[This message has been edited by The_Judge (edited 05-28-2005).]

Joined: Nov 2000
Posts: 2,148
R
Member
Quote
I don't think this is a violation of 406.4(D). The stainless steel cover complies. There is no possibility of debris or other objects being allowed into the box, due to a gap between the receptacle and the cover plate.
That section has nothing to do with preventing debris into the outlet box. Its purpose is to make sure that the attachment plug can be fully inserted into the receptacle. That cover will prevent full insertion with some types of attachment plugs and can lead to a poor connecting and damage if the load is high. Look at the new (2005) Exception #2 to this section. This permits a cover over the receptacle itself with a maximum thickness of 0.04 inches. This exeception was placed into the code over strong objections from UL. Their objections were based on the fact that the attachment plug cannot be fully inserted. The extra thickness of the device in this thread appears to far exceed 0.04".
Don

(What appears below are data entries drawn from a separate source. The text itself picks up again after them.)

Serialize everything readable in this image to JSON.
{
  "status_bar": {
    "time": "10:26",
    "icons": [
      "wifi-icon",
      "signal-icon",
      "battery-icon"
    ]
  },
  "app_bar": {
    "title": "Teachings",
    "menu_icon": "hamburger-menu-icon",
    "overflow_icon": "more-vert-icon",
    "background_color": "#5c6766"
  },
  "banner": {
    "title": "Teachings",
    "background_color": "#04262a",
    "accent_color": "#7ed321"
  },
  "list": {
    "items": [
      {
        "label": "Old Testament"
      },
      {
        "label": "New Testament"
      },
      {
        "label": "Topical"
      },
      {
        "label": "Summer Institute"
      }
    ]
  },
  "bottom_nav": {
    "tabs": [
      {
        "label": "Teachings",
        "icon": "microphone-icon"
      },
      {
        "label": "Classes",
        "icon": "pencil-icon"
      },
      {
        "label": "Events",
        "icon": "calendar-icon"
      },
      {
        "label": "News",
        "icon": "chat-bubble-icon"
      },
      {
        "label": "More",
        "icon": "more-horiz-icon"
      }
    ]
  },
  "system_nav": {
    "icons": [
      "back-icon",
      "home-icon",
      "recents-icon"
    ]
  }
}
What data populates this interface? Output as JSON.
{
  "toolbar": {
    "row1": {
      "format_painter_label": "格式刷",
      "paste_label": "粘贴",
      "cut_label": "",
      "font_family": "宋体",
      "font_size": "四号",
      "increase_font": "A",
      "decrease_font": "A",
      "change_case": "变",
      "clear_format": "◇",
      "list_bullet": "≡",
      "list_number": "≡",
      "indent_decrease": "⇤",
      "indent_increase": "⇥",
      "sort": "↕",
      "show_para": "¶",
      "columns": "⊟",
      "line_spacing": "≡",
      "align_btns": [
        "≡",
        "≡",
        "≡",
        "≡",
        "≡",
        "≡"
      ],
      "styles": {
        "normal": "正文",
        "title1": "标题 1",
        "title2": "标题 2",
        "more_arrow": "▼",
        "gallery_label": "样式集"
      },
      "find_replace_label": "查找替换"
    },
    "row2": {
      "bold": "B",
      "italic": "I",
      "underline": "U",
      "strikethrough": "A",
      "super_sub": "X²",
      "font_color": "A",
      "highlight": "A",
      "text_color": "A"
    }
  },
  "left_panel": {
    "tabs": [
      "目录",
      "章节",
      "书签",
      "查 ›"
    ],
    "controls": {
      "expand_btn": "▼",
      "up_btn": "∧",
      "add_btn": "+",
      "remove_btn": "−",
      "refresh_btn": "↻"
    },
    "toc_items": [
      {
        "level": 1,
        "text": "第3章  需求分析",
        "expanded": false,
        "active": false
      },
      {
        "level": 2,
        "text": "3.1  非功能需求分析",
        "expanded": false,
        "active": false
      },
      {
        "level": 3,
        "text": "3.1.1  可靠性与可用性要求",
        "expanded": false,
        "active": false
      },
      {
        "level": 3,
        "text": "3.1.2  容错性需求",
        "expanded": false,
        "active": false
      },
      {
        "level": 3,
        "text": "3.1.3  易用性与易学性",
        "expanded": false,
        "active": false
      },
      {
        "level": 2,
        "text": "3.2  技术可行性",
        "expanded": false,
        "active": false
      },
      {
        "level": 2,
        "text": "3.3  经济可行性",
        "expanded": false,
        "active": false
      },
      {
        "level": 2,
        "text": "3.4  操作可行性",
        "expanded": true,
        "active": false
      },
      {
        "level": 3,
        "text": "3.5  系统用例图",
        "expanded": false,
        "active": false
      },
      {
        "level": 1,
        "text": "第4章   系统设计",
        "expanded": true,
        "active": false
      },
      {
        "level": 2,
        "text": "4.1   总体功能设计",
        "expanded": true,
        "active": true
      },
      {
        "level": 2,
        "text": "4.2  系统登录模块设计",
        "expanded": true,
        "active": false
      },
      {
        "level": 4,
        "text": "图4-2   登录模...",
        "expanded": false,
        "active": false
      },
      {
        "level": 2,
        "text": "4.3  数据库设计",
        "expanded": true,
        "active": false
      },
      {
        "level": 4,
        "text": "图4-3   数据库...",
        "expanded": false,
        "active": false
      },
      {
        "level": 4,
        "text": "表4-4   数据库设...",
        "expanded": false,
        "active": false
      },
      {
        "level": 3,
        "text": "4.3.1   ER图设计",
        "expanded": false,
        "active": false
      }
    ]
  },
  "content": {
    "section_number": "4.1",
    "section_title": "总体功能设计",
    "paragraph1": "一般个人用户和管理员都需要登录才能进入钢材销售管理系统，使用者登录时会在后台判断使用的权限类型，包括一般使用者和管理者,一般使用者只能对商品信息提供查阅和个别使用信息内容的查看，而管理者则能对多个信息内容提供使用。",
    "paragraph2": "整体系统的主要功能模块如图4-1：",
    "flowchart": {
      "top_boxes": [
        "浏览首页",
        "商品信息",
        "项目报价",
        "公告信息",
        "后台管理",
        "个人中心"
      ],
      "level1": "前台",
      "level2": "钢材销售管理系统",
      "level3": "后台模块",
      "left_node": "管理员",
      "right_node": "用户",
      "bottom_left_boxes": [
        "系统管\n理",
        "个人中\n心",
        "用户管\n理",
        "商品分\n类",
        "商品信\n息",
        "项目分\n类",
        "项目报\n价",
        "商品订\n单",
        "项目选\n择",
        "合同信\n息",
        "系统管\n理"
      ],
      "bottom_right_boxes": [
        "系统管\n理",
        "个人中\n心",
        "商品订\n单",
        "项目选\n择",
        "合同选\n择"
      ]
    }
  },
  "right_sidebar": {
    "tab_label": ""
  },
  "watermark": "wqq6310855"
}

Don(resqcapt19)
Joined: Oct 2000
Posts: 2,749
Member
Most AHJ's and Electricians really do understand what 110.2 states!

The fledgling code reader will learn this in time, in the meantime the concept may delight some, and if the product is listed that's just fine!

I would put the burden of proof of the installer.

110.2 Approval. The conductors and equipment required or permitted by this Code shall be acceptable only if approved.

FPN: See 90.7, Examination of Equipment for Safety, and 110.3, Examination, Identification, Installation, and Use of
Equipment.

See definitions of Approved, Identified, Labeled, and Listed.


Joe Tedesco, NEC Consultant
Page 2 of 3 1 2 3

Link Copied to Clipboard
Featured:

Tools for Electricians
Tools for Electricians
 

* * * * * * *
2023 National Electrical Code (NEC)
2023 NEC Now Available!
 
* * * * * * *

2020 Master Electrician Exam Preparation Combos
2020 NEC Electrician
Exam Prep Combos:
Master / Journeyman

 

Member Spotlight
Trumpy
Trumpy
SI,New Zealand
Posts: 8,432
Joined: July 2002
Top Posters(30 Days)
BigB 4
triple 3
Popular Topics(Views)
303,025 Are you busy
232,129 Re: Forum
216,836 Need opinion
Powered by UBB.threads™ PHP Forum Software 7.7.5